|Lesson 6|| Identifying common errors|
|Objective||Examine errors involving input from the user. |
Identifying Common Errors
Two common user input problems can be solved using the techniques listed below.
Spaces in the input
Description: If your user includes spaces in their input, your command may fail when the input is used in a command.
Example: In the code below, if the user enters a space into his or her value, the
if statement will fail. echo
"Enter a value: \c" read value if [ $value = "quit" ] then exit else echo "your value was $value"
Solution: Put double quotes around user variables. If you surround the
$input variable with double quotes in the
if statement, it will not fail. The double quotes tell the shell to treat the input as a single value.
echo "Enter an input: \c" read input if [ "
$input" = "quit" ] then exit else echo "your input
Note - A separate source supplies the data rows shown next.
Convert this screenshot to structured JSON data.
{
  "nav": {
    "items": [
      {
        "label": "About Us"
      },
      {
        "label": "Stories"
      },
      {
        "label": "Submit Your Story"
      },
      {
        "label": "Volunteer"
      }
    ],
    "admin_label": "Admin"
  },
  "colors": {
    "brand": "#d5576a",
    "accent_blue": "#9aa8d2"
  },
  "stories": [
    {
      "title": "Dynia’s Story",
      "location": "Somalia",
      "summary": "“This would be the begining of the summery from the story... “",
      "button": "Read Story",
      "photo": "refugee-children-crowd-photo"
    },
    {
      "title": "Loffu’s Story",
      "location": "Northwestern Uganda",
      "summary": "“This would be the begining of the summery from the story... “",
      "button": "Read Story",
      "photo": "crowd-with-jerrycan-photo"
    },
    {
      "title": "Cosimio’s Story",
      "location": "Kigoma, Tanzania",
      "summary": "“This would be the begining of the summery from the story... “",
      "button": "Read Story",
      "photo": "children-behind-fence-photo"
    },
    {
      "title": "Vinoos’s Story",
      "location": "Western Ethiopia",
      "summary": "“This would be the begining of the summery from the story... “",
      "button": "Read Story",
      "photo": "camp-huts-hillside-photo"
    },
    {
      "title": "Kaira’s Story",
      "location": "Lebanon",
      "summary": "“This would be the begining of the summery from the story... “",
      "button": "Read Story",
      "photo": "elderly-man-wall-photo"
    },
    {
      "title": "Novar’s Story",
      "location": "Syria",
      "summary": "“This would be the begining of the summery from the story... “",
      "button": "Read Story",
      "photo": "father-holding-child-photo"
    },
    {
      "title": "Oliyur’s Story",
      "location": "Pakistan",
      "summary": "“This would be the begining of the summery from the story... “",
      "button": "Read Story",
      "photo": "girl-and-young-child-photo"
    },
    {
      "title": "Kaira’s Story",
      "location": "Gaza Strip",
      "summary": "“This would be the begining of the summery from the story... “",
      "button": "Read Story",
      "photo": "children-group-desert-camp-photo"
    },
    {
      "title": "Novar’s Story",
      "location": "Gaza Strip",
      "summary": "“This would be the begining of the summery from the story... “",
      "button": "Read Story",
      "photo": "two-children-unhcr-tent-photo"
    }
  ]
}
was $input" fi
Characters in the input
Description: You want your user to enter a number and they enter an input with characters instead. Any math you try to perform on
the value will fail.
Example: The following code creates a variable called total, which equals 10 plus the value entered by the user. This code will
fail if your user enters letters instead of numbers. echo "Enter a number: \c" read num total=`expr 10 + $num`
Solution: Check the input for non-numbers before running other commands. Insert the code below to check for this problem. The
true/false statement will be true if the user has entered any value other than a number. The eq operator considers all
non-numbers to be equal to each other, but all non-numbers to be not equal to numbers. echo "Enter a number: \c" read
num while [ "$num" –eq "non-number" ] then echo "You must enter a number: \c" echo
"Enter a number: " read num fi total=`expr 10 + $num`
Click the Exercise link below to practice finding syntax errors in a script.
The next lesson demonstrates the use of echo statements to mark stages of success in a script.